The Faculty of Arts was one of the four traditional divisions of the teaching bodies of medieval universities, the others being Theology, Law and Medicine. The Faculty of Arts was the lowest in rank, but also the largest as students had to graduate there to be admitted to one of the higher faculties.[1]

Course of study[edit]

University studies took six years for a Master of Arts degree (a Bachelor of Arts degree could be awarded along the way). The studies for this were organized by the faculty of arts, where the Seven Liberal Arts were taught: arithmetic, geometry, astronomy, music, grammar, logic, and rhetoric.[2][3] These were divided into the Trivium (grammar, rhetoric, dialectics) and the Quadrivium (arithmetic, music, geometry and astronomy). All instruction was given in Latin and students were expected to be able to converse in that language.[4] The trivium comprised the three subjects that were taught first: grammar, logic, and rhetoric. These three subjects were the most important of the seven liberal arts for medieval students.[5] The curriculum came also to include the three Aristotelian philosophies: physics, metaphysics and moral philosophy.[5]

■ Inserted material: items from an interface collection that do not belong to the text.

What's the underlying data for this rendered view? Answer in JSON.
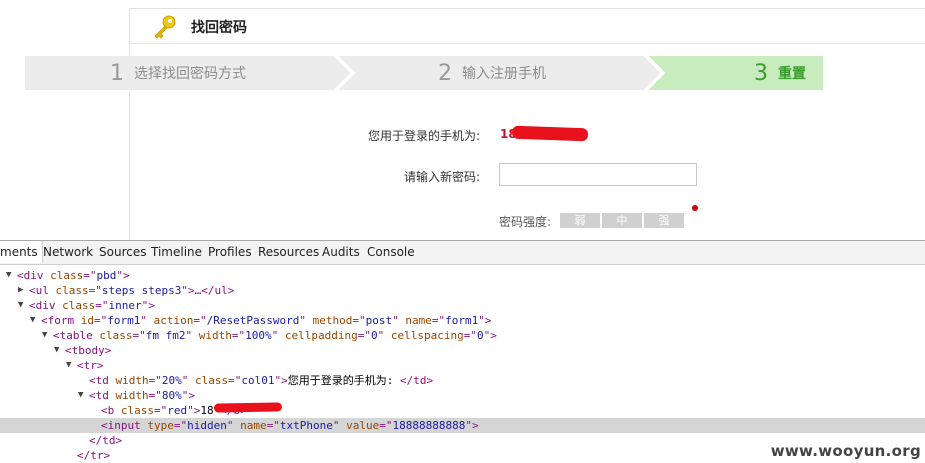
{
  "page": {
    "title": "找回密码",
    "steps": [
      {
        "num": "1",
        "label": "选择找回密码方式",
        "active": false
      },
      {
        "num": "2",
        "label": "输入注册手机",
        "active": false
      },
      {
        "num": "3",
        "label": "重置",
        "active": true
      }
    ],
    "phone_label": "您用于登录的手机为:",
    "phone_value_prefix": "18",
    "new_password_label": "请输入新密码:",
    "new_password_value": "",
    "strength_label": "密码强度:",
    "strength_levels": [
      "弱",
      "中",
      "强"
    ]
  },
  "devtools": {
    "tabs": [
      "ments",
      "Network",
      "Sources",
      "Timeline",
      "Profiles",
      "Resources",
      "Audits",
      "Console"
    ],
    "lines": [
      {
        "indent": 0,
        "tri": "▼",
        "parts": [
          [
            "tg",
            "<div "
          ],
          [
            "an",
            "class"
          ],
          [
            "tg",
            "=\""
          ],
          [
            "av",
            "pbd"
          ],
          [
            "tg",
            "\">"
          ]
        ]
      },
      {
        "indent": 1,
        "tri": "▶",
        "parts": [
          [
            "tg",
            "<ul "
          ],
          [
            "an",
            "class"
          ],
          [
            "tg",
            "=\""
          ],
          [
            "av",
            "steps steps3"
          ],
          [
            "tg",
            "\">…</ul>"
          ]
        ]
      },
      {
        "indent": 1,
        "tri": "▼",
        "parts": [
          [
            "tg",
            "<div "
          ],
          [
            "an",
            "class"
          ],
          [
            "tg",
            "=\""
          ],
          [
            "av",
            "inner"
          ],
          [
            "tg",
            "\">"
          ]
        ]
      },
      {
        "indent": 2,
        "tri": "▼",
        "parts": [
          [
            "tg",
            "<form "
          ],
          [
            "an",
            "id"
          ],
          [
            "tg",
            "=\""
          ],
          [
            "av",
            "form1"
          ],
          [
            "tg",
            "\" "
          ],
          [
            "an",
            "action"
          ],
          [
            "tg",
            "=\""
          ],
          [
            "av",
            "/ResetPassword"
          ],
          [
            "tg",
            "\" "
          ],
          [
            "an",
            "method"
          ],
          [
            "tg",
            "=\""
          ],
          [
            "av",
            "post"
          ],
          [
            "tg",
            "\" "
          ],
          [
            "an",
            "name"
          ],
          [
            "tg",
            "=\""
          ],
          [
            "av",
            "form1"
          ],
          [
            "tg",
            "\">"
          ]
        ]
      },
      {
        "indent": 3,
        "tri": "▼",
        "parts": [
          [
            "tg",
            "<table "
          ],
          [
            "an",
            "class"
          ],
          [
            "tg",
            "=\""
          ],
          [
            "av",
            "fm fm2"
          ],
          [
            "tg",
            "\" "
          ],
          [
            "an",
            "width"
          ],
          [
            "tg",
            "=\""
          ],
          [
            "av",
            "100%"
          ],
          [
            "tg",
            "\" "
          ],
          [
            "an",
            "cellpadding"
          ],
          [
            "tg",
            "=\""
          ],
          [
            "av",
            "0"
          ],
          [
            "tg",
            "\" "
          ],
          [
            "an",
            "cellspacing"
          ],
          [
            "tg",
            "=\""
          ],
          [
            "av",
            "0"
          ],
          [
            "tg",
            "\">"
          ]
        ]
      },
      {
        "indent": 4,
        "tri": "▼",
        "parts": [
          [
            "tg",
            "<tbody>"
          ]
        ]
      },
      {
        "indent": 5,
        "tri": "▼",
        "parts": [
          [
            "tg",
            "<tr>"
          ]
        ]
      },
      {
        "indent": 6,
        "tri": "",
        "parts": [
          [
            "tg",
            "<td "
          ],
          [
            "an",
            "width"
          ],
          [
            "tg",
            "=\""
          ],
          [
            "av",
            "20%"
          ],
          [
            "tg",
            "\" "
          ],
          [
            "an",
            "class"
          ],
          [
            "tg",
            "=\""
          ],
          [
            "av",
            "col01"
          ],
          [
            "tg",
            "\">"
          ],
          [
            "tx",
            "您用于登录的手机为: "
          ],
          [
            "tg",
            "</td>"
          ]
        ]
      },
      {
        "indent": 6,
        "tri": "▼",
        "parts": [
          [
            "tg",
            "<td "
          ],
          [
            "an",
            "width"
          ],
          [
            "tg",
            "=\""
          ],
          [
            "av",
            "80%"
          ],
          [
            "tg",
            "\">"
          ]
        ]
      },
      {
        "indent": 7,
        "tri": "",
        "parts": [
          [
            "tg",
            "<b "
          ],
          [
            "an",
            "class"
          ],
          [
            "tg",
            "=\""
          ],
          [
            "av",
            "red"
          ],
          [
            "tg",
            "\">"
          ],
          [
            "tx",
            "18"
          ],
          [
            "tx",
            "           "
          ],
          [
            "tg",
            "</b>"
          ]
        ]
      },
      {
        "indent": 7,
        "tri": "",
        "hl": true,
        "parts": [
          [
            "tg",
            "<input "
          ],
          [
            "an",
            "type"
          ],
          [
            "tg",
            "=\""
          ],
          [
            "av",
            "hidden"
          ],
          [
            "tg",
            "\" "
          ],
          [
            "an",
            "name"
          ],
          [
            "tg",
            "=\""
          ],
          [
            "av",
            "txtPhone"
          ],
          [
            "tg",
            "\" "
          ],
          [
            "an",
            "value"
          ],
          [
            "tg",
            "=\""
          ],
          [
            "av",
            "18888888888"
          ],
          [
            "tg",
            "\">"
          ]
        ]
      },
      {
        "indent": 6,
        "tri": "",
        "parts": [
          [
            "tg",
            "</td>"
          ]
        ]
      },
      {
        "indent": 5,
        "tri": "",
        "parts": [
          [
            "tg",
            "</tr>"
          ]
        ]
      }
    ]
  },
  "watermark": "www.wooyun.org",
  "colors": {
    "accent_green": "#3c9a2e",
    "redact_red": "#e8111c",
    "highlight_row": "#d5d5d5"
  }
}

In the universities of continental Europe, this faculty has more often been named the equivalent of 'Faculty of Philosophy' (e.g., Norwegian: Det filosofiske fakultet, Slovene: Filozofska fakulteta). Nowadays this is a common name for the faculties teaching humanities.

References[edit]

  1. ^ The Faculty of Arts - Catholic Encyclopedia article
  2. ^ H. Rashdall, The Universities of Europe in the Middle Ages, 3 Volumes, F.M. Powicke, A.B. Emden (Eds. of 2nd Edition), Oxford University Press, 1936.
  3. ^ G. Leff and J. North, Chapter 10: The Faculty of Arts, in A History of the University in Europe, Volume I: Universities in the Middle Ages, W. Ruegg (ed.), Cambridge University Press, 1992.
  4. ^ Rait, R.S. 1912. Life in the Medieval University, p. 133
  5. ^ a b Rait, R.S. 1912. Life in the Medieval University, p. 138

See also[edit]